- [Brief]
Using the data beneath, show every line that includes the word "Security".

Data about app and page elements:
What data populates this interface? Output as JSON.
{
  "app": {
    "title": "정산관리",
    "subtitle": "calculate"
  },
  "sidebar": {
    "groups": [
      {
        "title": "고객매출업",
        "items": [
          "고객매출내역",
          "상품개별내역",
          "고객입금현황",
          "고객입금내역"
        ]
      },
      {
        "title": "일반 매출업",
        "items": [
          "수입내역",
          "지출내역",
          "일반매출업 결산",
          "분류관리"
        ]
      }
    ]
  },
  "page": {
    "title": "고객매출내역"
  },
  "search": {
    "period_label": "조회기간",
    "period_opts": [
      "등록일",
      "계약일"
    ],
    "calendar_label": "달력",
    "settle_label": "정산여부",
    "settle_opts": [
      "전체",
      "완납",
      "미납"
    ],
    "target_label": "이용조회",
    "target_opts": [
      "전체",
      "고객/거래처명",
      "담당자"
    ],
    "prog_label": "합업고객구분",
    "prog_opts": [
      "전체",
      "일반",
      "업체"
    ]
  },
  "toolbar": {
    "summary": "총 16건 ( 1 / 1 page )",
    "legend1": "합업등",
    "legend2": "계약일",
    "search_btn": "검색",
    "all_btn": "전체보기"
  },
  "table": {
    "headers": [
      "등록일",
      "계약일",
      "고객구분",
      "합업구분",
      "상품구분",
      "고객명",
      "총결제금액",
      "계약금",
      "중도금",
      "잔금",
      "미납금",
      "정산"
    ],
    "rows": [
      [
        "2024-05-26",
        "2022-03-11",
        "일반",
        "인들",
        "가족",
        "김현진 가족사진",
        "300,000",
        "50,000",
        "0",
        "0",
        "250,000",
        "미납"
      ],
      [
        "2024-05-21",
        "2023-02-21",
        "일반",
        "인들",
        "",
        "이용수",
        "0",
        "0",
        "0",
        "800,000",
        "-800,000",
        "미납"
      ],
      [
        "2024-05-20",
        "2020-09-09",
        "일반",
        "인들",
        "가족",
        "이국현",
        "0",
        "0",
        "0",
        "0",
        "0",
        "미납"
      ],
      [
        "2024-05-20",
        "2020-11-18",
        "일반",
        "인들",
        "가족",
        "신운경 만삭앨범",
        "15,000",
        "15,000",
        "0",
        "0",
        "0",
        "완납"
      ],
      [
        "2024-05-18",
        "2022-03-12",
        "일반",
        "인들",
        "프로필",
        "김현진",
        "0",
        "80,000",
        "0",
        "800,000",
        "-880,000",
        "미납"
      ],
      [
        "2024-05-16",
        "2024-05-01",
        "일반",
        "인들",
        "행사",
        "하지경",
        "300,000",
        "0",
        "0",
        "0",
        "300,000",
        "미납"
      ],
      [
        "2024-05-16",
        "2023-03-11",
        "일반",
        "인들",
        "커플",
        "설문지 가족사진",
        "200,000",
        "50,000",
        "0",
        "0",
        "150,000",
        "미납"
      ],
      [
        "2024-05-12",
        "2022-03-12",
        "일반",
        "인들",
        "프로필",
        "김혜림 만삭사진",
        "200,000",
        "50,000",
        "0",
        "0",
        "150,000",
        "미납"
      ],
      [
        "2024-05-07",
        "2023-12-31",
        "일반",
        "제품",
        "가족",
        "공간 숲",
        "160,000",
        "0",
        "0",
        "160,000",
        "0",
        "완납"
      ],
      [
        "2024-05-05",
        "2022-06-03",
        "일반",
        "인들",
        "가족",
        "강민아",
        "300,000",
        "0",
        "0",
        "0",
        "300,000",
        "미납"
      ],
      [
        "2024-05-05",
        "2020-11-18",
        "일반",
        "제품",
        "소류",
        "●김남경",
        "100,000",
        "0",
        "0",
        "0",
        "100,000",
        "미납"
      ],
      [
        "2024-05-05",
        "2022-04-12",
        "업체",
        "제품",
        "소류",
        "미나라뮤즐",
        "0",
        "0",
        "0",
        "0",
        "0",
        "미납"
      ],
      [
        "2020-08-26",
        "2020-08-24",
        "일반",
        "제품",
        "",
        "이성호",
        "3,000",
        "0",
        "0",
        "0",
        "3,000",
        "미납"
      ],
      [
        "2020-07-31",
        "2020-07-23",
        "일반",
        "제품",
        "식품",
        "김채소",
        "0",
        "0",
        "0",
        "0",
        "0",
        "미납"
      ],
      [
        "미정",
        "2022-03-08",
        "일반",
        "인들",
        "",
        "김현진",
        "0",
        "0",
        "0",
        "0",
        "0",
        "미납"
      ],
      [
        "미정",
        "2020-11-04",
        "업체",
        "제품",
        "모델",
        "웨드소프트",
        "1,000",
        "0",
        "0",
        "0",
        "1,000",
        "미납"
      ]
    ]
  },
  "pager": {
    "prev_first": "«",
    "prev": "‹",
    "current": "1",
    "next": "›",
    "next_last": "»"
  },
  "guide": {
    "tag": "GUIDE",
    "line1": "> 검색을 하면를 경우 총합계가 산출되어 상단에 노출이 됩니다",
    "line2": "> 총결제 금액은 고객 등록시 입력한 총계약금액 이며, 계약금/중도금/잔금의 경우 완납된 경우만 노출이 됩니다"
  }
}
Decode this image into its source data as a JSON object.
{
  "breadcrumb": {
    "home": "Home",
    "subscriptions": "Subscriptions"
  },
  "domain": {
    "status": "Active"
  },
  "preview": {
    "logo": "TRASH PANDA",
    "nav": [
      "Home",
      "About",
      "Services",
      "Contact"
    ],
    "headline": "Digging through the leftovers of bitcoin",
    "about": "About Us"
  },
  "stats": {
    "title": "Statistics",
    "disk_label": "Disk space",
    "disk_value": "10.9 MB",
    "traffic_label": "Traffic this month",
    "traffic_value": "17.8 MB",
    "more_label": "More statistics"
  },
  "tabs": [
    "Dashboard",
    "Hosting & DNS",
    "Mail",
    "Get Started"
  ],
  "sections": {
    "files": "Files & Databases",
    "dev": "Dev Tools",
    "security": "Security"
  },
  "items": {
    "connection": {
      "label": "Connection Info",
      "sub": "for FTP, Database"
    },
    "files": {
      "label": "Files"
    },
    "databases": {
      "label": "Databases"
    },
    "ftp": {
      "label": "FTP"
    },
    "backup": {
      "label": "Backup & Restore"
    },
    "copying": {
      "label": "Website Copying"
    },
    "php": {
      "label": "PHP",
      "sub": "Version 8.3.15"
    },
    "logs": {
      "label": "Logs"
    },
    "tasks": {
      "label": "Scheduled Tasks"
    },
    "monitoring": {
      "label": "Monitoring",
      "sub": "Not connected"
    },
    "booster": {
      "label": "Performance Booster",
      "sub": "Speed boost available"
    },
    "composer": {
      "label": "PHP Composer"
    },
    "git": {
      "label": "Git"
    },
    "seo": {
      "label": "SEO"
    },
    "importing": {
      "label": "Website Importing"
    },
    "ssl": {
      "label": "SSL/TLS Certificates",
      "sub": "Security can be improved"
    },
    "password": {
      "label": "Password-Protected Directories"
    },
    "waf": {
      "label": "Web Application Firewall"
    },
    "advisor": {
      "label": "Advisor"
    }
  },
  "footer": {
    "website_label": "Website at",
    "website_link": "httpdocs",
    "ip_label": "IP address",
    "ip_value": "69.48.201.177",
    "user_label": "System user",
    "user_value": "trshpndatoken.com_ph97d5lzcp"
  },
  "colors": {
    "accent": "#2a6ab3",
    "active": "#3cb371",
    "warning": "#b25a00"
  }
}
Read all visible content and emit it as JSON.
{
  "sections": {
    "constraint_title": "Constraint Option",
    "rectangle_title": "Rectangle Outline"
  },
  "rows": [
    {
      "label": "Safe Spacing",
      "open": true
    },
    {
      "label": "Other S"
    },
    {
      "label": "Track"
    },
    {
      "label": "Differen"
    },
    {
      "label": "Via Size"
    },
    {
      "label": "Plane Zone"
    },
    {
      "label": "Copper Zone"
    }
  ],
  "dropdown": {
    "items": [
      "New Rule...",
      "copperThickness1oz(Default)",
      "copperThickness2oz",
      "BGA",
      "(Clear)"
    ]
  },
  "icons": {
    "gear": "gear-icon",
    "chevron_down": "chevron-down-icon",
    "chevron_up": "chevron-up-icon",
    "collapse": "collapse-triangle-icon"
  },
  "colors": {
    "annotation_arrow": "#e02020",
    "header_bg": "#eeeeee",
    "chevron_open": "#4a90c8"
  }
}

- [Exercise result]
    "security": "Security"
      "sub": "Security can be improved"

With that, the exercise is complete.